Assignment: Count lines, not occurrences: report how many lines in the records hold the string "this", and nothing else.

- - -

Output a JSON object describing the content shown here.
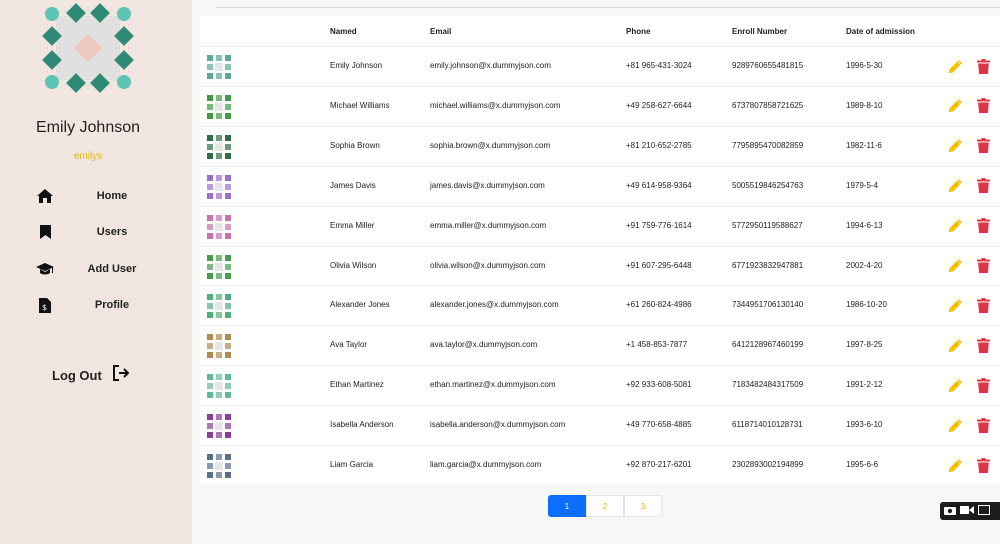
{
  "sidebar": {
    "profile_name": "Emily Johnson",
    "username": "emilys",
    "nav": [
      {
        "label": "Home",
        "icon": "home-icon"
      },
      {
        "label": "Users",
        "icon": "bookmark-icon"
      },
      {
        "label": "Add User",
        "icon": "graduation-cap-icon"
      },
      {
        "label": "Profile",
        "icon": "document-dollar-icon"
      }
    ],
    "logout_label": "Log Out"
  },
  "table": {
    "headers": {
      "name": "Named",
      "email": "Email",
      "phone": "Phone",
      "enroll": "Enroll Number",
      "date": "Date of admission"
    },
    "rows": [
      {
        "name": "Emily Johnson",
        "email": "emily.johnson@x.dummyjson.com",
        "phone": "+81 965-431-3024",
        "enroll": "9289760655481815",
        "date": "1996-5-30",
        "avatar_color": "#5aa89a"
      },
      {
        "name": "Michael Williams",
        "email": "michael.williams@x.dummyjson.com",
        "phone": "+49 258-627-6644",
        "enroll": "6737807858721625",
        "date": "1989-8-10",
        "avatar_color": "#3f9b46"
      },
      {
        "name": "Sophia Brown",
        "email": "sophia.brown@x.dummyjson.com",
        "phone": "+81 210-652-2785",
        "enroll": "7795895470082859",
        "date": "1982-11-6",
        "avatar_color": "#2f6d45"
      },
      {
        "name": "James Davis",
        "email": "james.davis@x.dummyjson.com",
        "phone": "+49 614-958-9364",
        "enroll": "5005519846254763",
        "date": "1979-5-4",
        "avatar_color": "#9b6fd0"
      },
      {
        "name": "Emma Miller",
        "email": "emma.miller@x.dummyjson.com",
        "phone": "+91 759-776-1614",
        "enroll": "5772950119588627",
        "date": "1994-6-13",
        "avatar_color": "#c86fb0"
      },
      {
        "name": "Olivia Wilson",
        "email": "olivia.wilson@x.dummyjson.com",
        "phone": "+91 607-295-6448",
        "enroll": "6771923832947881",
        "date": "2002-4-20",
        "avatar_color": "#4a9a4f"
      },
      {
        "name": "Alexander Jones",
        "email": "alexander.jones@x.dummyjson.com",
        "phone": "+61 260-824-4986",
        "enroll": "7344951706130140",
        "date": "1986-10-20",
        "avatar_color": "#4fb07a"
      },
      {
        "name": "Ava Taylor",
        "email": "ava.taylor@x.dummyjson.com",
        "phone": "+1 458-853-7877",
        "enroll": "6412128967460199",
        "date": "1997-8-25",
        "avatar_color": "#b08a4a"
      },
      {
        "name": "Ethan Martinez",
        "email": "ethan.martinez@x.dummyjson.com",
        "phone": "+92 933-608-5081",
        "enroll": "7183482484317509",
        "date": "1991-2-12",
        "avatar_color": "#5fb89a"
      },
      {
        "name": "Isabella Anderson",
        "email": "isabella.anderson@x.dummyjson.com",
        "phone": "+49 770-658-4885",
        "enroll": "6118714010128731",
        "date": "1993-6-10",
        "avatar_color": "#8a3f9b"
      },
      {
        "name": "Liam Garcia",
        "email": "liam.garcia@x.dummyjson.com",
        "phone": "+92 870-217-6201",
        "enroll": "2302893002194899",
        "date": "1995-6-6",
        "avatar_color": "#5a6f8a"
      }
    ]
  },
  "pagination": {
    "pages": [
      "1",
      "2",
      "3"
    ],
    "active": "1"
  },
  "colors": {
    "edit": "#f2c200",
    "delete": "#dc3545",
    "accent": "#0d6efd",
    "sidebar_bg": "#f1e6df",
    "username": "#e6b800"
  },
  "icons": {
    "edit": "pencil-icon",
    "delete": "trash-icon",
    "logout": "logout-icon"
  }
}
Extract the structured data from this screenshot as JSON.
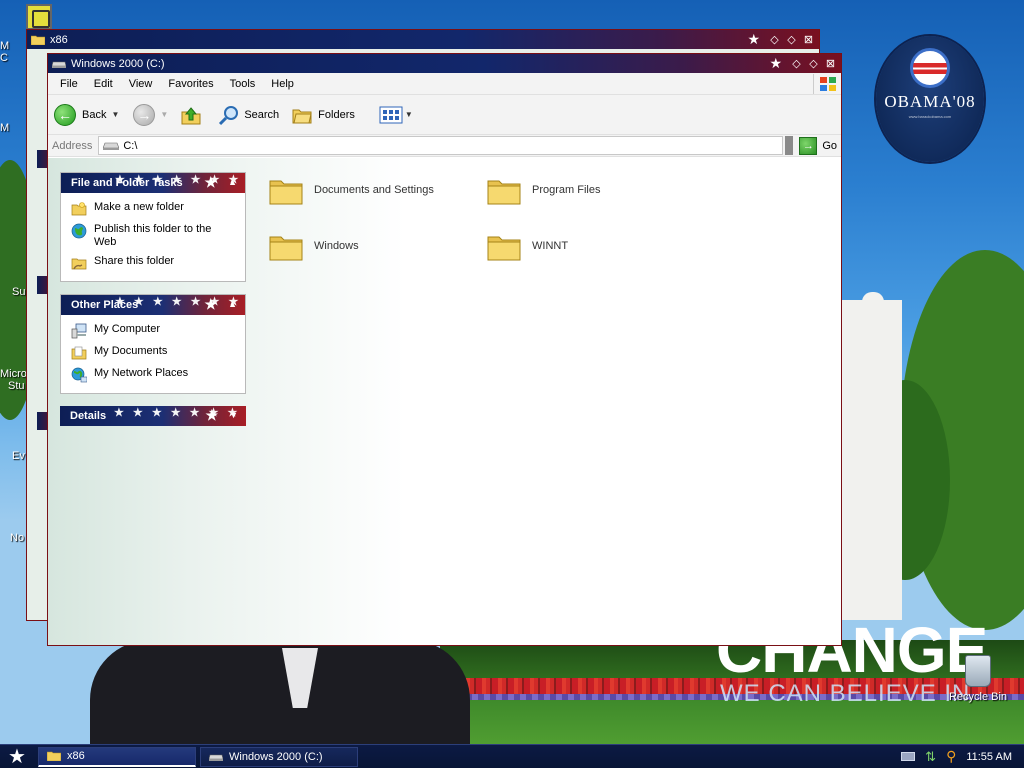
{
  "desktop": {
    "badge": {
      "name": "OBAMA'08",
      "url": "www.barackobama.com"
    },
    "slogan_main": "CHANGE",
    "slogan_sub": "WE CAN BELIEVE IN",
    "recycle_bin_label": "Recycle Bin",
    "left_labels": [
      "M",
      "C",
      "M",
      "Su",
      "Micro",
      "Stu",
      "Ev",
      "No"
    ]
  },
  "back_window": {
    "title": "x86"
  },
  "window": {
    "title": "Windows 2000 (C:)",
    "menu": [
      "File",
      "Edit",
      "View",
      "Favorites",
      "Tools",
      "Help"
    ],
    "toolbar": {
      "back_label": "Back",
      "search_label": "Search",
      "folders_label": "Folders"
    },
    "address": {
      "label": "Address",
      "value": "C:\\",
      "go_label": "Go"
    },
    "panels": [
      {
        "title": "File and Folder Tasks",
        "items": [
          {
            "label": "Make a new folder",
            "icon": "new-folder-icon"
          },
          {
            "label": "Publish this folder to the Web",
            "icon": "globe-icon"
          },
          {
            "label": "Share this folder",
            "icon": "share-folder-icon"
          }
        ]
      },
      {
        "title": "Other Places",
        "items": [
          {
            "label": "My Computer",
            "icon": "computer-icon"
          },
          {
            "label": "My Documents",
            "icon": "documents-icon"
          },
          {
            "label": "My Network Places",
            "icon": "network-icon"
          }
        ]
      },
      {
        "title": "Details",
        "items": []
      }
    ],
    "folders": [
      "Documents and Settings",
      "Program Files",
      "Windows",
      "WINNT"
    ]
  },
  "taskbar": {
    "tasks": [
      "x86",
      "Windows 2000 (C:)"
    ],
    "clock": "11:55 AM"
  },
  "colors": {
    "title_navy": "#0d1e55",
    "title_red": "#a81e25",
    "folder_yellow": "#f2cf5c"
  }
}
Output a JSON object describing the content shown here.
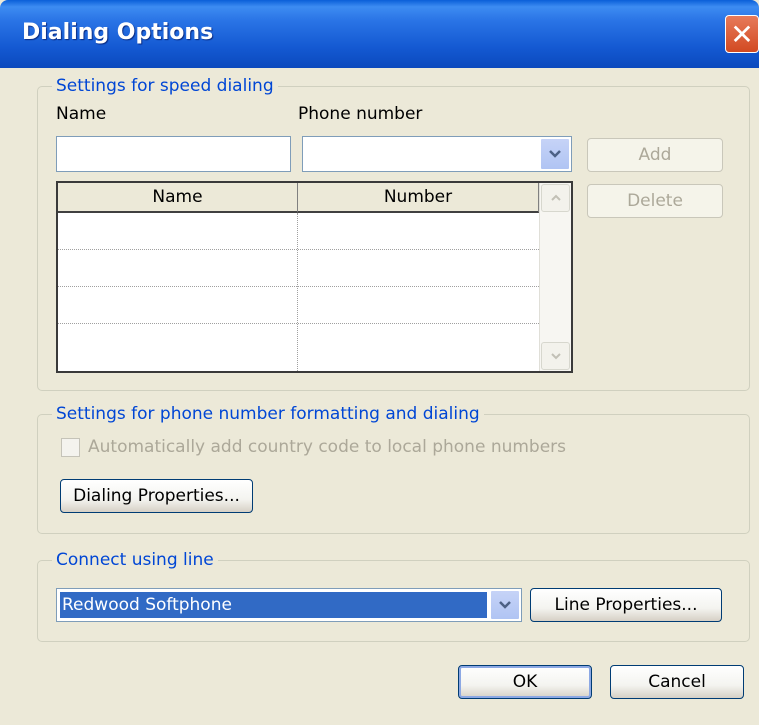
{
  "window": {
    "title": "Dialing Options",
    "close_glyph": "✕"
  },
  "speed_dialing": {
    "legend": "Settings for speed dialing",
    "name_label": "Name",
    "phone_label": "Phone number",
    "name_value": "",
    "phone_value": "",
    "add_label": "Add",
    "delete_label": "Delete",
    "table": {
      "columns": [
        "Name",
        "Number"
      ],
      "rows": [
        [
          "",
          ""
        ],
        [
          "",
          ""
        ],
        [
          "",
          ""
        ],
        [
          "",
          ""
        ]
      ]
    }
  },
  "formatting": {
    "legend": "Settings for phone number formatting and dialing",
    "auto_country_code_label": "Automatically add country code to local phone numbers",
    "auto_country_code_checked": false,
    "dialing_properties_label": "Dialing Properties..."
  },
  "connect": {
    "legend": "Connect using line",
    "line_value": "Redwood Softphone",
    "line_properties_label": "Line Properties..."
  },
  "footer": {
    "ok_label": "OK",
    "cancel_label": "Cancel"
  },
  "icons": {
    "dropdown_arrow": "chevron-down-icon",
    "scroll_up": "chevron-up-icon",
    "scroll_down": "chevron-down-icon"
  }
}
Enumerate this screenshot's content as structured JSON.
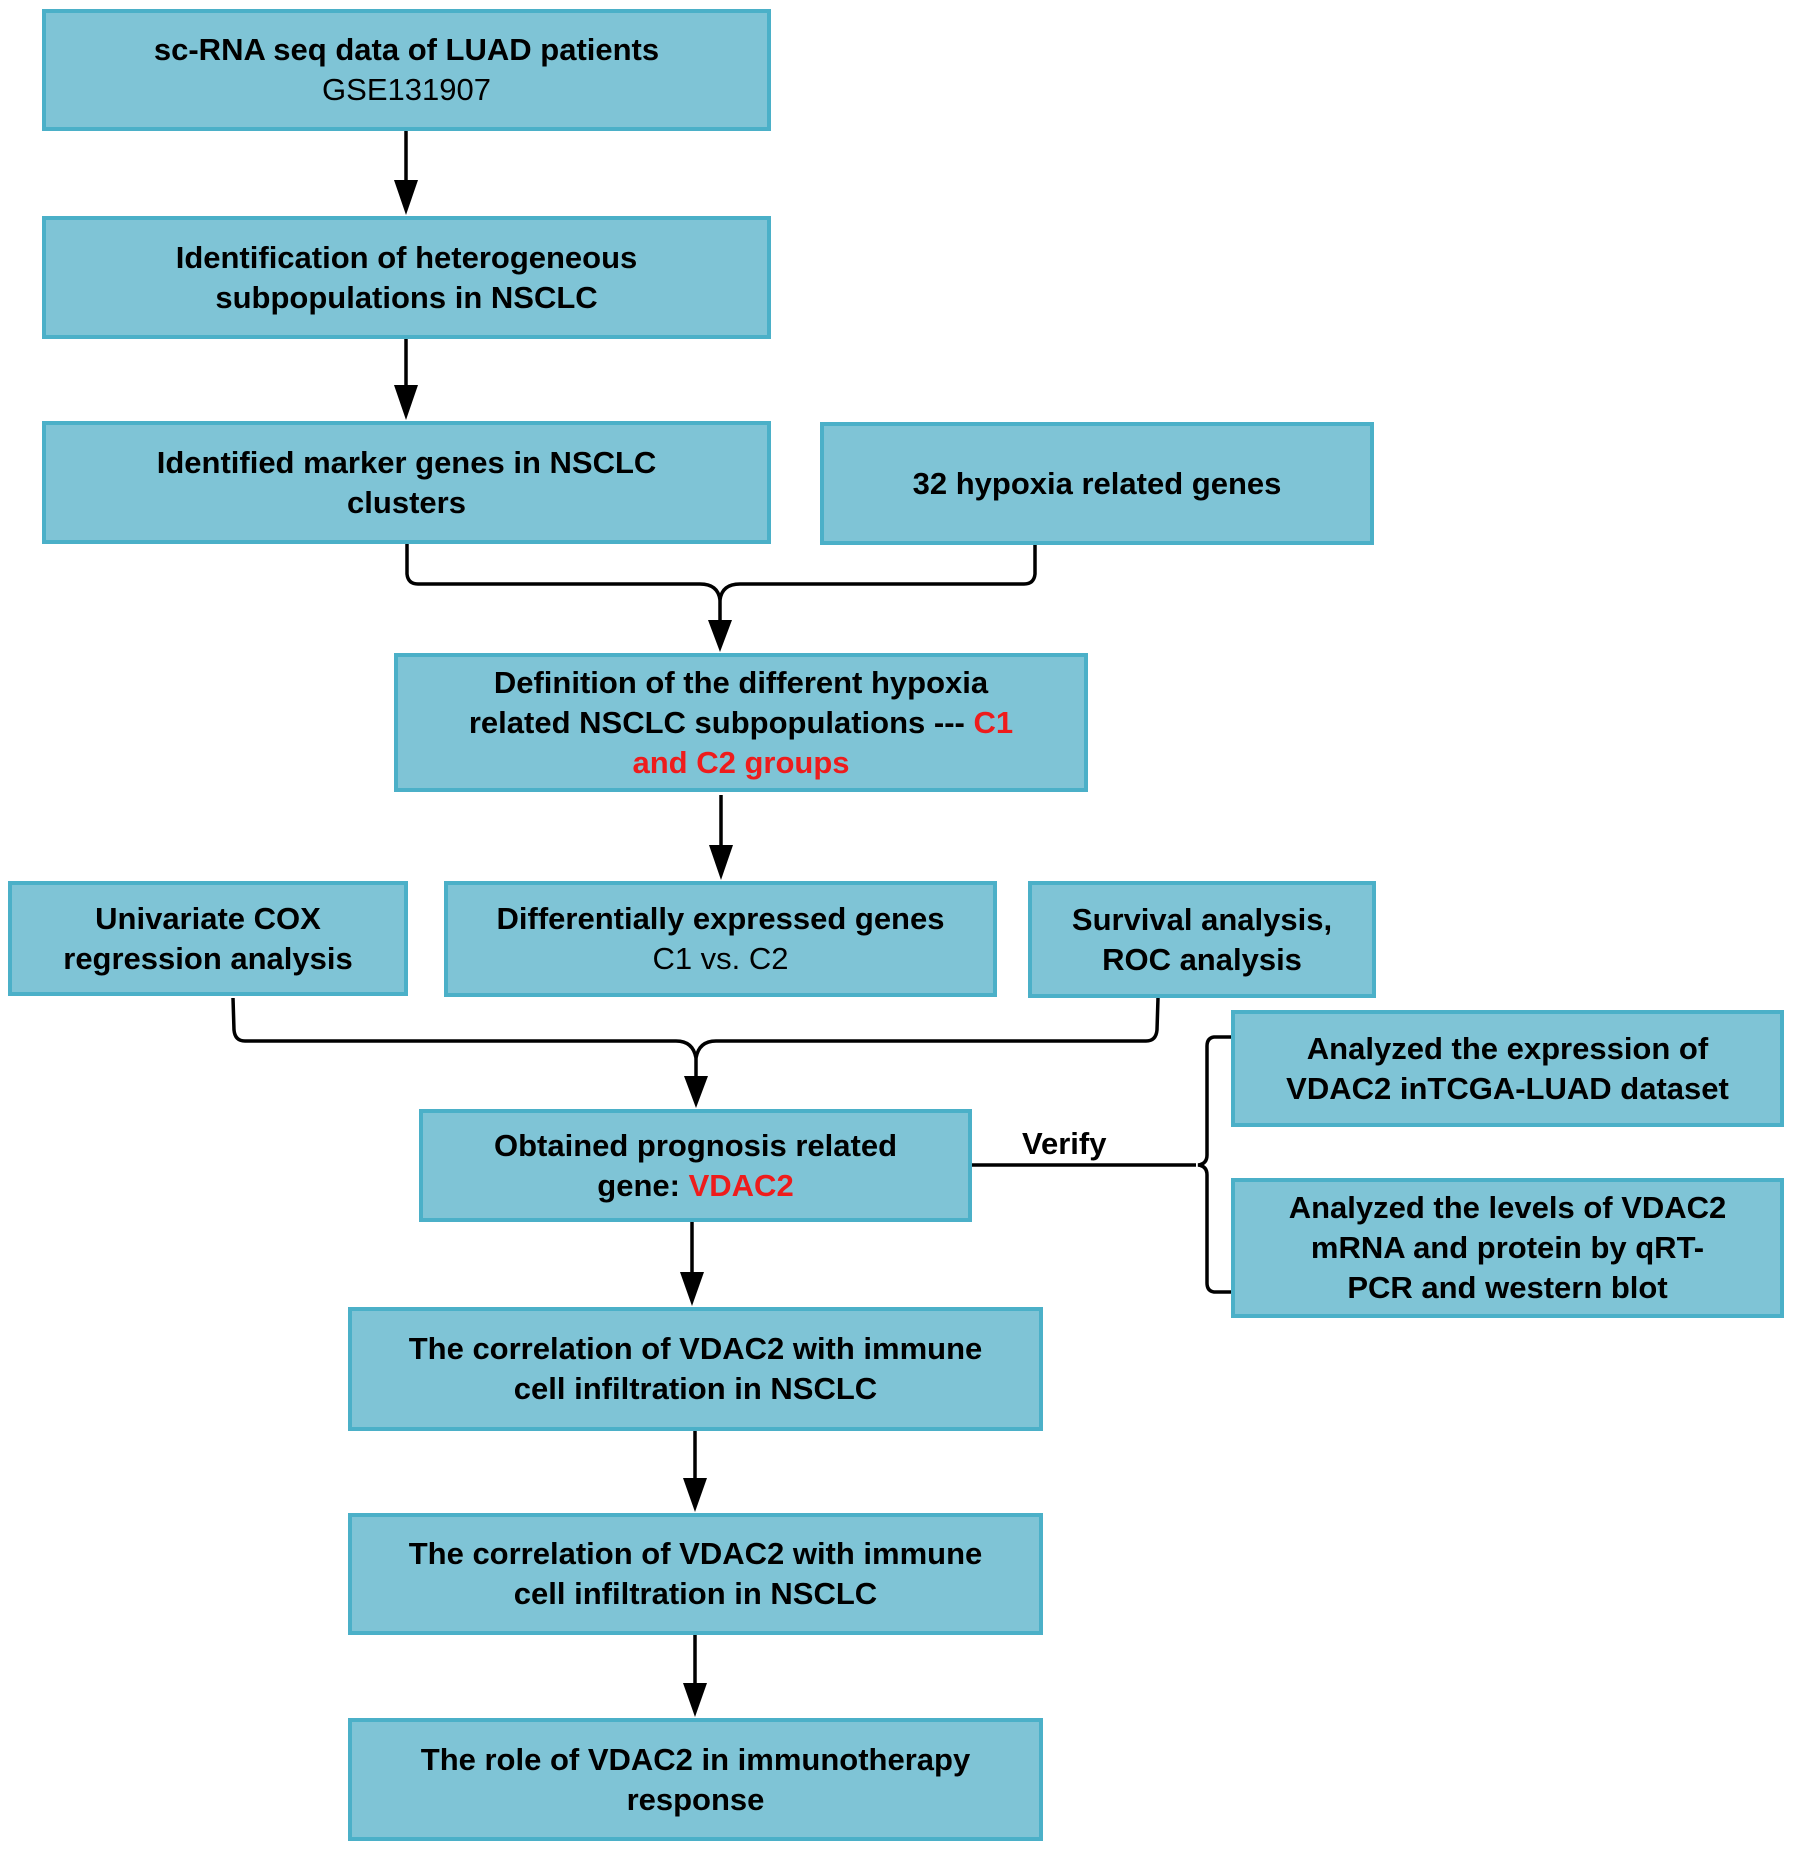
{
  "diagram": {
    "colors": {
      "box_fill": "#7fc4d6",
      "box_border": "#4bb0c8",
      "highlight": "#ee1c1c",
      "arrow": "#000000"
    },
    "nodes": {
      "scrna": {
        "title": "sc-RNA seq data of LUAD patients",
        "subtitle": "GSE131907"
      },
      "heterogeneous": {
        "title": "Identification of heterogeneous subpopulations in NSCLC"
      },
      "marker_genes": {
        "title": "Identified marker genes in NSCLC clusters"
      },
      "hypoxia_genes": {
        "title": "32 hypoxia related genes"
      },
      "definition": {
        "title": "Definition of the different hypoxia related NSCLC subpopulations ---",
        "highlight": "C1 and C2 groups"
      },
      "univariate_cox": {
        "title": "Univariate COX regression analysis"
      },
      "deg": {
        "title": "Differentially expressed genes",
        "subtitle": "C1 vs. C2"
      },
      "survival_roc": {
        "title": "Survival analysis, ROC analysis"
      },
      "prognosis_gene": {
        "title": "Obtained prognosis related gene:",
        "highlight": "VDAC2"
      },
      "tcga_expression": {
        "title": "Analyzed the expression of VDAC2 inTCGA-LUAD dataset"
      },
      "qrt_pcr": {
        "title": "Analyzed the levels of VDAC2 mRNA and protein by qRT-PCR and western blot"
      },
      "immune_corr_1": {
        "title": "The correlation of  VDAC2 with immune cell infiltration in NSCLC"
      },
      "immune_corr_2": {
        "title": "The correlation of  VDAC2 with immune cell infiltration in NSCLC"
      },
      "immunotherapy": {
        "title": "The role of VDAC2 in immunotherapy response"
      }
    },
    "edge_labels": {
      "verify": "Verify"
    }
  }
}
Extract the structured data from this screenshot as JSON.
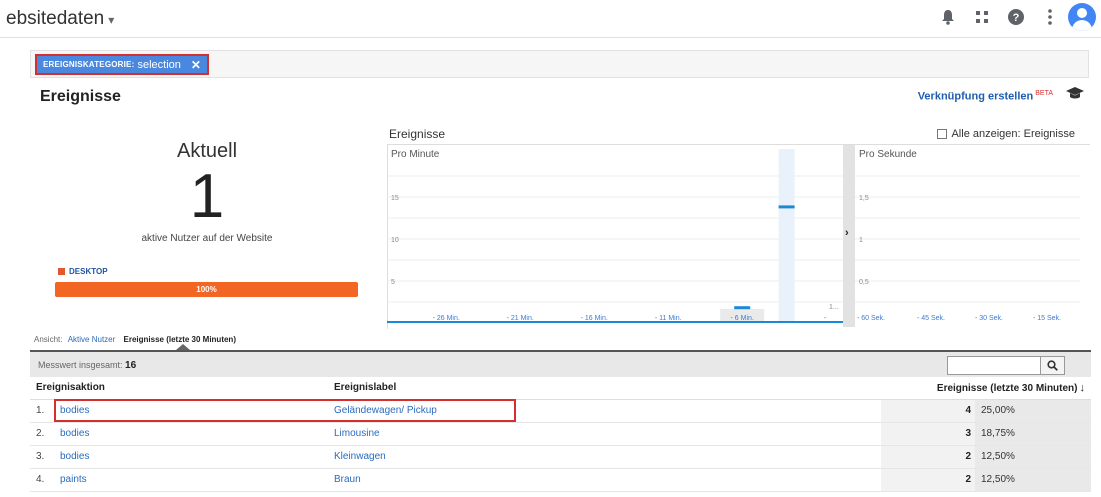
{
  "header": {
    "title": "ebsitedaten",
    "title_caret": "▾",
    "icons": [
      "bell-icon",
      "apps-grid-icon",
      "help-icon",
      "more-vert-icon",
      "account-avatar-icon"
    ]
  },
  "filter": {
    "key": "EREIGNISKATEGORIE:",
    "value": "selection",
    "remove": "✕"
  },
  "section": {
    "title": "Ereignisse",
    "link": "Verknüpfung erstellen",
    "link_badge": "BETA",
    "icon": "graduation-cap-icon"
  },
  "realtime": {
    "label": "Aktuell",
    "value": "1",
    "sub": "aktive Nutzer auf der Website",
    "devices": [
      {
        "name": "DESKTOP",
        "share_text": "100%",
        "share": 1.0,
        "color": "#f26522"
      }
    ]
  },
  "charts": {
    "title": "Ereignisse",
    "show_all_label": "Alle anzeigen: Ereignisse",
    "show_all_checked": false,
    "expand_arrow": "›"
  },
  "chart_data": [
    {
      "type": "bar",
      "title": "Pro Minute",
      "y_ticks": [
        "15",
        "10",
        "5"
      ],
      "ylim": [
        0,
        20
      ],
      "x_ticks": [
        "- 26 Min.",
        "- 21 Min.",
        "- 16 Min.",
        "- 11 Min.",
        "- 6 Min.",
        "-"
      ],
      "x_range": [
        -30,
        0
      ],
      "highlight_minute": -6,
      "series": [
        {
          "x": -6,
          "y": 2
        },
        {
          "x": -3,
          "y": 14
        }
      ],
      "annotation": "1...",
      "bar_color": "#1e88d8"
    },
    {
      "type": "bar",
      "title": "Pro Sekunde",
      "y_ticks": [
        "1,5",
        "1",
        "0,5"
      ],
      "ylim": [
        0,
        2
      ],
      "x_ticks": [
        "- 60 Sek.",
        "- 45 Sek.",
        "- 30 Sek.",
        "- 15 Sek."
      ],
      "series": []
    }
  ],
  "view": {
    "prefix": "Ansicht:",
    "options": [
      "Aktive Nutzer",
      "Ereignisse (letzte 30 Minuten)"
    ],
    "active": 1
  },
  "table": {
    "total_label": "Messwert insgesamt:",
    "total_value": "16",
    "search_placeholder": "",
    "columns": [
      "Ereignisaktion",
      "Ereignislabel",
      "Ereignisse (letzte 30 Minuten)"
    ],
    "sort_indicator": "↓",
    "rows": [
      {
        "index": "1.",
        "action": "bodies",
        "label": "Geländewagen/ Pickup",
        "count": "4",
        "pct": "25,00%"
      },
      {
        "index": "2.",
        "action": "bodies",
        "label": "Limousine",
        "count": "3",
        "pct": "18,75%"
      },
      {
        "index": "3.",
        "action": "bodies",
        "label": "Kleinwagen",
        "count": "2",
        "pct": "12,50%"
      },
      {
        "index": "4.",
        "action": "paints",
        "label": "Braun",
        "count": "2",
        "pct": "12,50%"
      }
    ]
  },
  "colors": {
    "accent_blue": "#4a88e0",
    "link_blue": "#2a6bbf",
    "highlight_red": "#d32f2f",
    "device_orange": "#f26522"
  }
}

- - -

Solution below: 5